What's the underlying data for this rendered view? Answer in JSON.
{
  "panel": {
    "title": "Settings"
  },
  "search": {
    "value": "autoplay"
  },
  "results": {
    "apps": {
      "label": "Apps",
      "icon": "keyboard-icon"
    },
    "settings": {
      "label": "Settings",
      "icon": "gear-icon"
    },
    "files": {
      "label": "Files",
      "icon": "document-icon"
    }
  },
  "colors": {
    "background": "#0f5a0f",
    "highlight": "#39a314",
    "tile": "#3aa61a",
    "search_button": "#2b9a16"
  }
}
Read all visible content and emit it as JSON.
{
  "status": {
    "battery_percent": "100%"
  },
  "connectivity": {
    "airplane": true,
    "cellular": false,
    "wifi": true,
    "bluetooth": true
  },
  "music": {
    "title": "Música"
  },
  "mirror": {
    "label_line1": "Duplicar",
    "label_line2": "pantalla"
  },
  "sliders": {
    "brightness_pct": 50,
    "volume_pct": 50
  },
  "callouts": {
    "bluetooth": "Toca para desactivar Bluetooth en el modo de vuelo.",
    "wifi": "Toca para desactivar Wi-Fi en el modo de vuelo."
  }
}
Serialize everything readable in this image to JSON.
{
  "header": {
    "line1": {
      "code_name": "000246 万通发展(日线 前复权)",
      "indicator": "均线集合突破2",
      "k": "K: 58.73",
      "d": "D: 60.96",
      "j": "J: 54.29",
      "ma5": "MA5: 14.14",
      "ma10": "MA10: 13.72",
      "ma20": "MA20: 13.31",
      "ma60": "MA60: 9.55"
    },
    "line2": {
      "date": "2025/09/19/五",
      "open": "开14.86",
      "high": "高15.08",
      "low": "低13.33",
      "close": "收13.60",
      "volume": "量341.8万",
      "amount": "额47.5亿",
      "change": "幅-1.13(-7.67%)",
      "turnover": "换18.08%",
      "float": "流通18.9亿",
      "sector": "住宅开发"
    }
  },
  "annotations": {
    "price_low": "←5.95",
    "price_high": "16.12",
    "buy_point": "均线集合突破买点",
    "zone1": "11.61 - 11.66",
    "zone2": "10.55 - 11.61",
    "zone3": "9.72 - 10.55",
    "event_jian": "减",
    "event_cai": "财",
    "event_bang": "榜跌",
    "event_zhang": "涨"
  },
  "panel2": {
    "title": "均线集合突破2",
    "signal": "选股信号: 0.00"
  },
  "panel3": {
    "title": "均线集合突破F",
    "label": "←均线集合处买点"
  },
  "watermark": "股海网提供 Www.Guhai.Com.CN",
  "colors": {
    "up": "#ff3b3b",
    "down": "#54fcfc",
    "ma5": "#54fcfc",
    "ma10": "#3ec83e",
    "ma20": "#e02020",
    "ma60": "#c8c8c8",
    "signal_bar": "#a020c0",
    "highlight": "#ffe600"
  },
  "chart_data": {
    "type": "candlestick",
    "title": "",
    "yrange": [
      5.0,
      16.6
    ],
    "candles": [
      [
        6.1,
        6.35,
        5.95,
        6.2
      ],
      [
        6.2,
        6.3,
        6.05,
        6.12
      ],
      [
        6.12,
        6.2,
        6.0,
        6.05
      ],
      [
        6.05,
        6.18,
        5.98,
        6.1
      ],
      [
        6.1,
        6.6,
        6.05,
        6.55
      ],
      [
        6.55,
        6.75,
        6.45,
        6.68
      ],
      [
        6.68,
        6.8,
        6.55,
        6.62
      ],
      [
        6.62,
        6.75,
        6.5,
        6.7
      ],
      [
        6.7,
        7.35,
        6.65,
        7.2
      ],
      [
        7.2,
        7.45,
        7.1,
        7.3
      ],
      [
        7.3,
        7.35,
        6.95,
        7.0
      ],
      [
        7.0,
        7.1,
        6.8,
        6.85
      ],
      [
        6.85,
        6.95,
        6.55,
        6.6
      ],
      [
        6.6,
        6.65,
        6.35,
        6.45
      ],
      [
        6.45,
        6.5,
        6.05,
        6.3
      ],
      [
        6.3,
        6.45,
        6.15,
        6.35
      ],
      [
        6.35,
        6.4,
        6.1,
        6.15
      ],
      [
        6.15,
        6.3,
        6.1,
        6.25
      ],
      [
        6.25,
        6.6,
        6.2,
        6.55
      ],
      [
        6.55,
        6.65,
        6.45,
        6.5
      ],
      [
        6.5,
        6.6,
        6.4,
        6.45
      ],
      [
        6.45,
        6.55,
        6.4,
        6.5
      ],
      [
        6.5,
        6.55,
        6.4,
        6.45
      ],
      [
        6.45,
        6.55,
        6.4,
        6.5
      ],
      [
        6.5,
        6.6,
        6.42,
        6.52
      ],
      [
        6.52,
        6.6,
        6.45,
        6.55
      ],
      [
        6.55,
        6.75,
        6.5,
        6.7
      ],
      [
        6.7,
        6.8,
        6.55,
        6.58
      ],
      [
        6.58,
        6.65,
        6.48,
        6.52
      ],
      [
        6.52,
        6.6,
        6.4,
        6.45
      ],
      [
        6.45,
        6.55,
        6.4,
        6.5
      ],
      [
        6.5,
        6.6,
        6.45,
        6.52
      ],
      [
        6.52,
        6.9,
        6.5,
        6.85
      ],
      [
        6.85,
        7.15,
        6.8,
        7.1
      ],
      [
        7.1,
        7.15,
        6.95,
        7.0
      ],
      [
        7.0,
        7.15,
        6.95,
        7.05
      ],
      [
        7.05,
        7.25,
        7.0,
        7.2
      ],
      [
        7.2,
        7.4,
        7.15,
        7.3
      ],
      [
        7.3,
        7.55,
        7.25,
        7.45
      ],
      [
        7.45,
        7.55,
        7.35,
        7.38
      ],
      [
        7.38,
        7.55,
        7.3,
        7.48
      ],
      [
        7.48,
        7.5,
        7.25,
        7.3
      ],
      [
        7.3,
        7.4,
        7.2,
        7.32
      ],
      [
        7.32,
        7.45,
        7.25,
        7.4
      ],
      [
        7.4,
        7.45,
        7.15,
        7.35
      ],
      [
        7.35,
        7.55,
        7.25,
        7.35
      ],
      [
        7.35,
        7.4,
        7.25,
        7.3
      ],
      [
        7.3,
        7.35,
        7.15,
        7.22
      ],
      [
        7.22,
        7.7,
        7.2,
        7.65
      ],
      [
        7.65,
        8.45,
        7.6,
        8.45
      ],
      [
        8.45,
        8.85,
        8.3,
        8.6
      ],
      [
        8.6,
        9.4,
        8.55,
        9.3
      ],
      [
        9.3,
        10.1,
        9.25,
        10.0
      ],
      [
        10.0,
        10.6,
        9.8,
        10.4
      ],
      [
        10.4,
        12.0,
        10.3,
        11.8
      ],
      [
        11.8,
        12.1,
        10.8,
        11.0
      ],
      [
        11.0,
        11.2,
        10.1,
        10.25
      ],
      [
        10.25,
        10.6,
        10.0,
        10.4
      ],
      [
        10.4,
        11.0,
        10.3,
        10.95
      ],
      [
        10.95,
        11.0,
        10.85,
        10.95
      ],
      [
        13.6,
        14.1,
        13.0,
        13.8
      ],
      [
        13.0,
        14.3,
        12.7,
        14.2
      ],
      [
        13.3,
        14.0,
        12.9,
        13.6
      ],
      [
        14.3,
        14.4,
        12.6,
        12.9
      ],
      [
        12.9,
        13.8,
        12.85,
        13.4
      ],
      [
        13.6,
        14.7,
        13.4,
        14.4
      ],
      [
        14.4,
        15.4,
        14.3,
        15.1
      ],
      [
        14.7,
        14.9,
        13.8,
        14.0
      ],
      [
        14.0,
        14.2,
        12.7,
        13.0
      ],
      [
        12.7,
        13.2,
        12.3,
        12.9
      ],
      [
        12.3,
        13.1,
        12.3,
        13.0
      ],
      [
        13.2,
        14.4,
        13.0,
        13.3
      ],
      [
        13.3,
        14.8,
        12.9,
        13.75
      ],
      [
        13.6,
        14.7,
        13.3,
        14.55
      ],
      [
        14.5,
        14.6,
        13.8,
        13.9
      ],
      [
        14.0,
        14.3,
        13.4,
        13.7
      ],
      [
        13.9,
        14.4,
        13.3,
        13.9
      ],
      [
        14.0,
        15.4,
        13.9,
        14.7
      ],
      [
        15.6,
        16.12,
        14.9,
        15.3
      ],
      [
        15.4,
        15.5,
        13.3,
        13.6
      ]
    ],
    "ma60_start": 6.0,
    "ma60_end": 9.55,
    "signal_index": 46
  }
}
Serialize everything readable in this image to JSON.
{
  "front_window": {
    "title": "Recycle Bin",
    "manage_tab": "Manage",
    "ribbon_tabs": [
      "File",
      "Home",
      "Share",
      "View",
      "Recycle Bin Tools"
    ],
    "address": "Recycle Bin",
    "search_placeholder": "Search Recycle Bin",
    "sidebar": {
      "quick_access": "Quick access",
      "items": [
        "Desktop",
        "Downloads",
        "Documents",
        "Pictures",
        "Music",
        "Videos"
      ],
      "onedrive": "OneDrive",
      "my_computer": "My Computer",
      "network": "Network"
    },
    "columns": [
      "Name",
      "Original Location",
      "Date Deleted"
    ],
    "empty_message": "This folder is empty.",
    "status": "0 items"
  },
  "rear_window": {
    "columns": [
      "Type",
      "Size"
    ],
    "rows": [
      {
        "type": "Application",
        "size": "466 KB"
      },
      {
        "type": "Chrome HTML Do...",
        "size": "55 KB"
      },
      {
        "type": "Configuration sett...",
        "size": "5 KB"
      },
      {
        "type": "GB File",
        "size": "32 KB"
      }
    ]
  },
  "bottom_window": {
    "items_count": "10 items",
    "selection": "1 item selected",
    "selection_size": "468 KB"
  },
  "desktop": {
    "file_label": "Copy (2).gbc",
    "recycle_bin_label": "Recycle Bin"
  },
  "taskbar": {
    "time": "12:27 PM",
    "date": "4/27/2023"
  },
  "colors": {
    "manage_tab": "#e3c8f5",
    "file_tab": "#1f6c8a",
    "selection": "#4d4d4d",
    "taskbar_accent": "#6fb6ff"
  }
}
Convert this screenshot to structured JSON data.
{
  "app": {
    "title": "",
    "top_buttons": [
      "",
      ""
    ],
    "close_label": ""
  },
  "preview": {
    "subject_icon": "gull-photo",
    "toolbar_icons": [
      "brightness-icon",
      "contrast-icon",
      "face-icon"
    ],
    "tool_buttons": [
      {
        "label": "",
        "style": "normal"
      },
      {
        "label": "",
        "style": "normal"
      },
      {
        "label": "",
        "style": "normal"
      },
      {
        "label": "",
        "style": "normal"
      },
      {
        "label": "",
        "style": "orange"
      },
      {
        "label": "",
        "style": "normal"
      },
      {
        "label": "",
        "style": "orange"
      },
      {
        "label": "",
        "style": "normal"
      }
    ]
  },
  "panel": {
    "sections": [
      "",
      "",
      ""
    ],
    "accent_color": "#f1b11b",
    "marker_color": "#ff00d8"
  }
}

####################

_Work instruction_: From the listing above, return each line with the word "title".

_Written answer_:
    "title": "Settings"
    "title": "Música"
    "title": "均线集合突破2",
    "title": "均线集合突破F",
    "title": "",
    "title": "Recycle Bin",
    "title": "",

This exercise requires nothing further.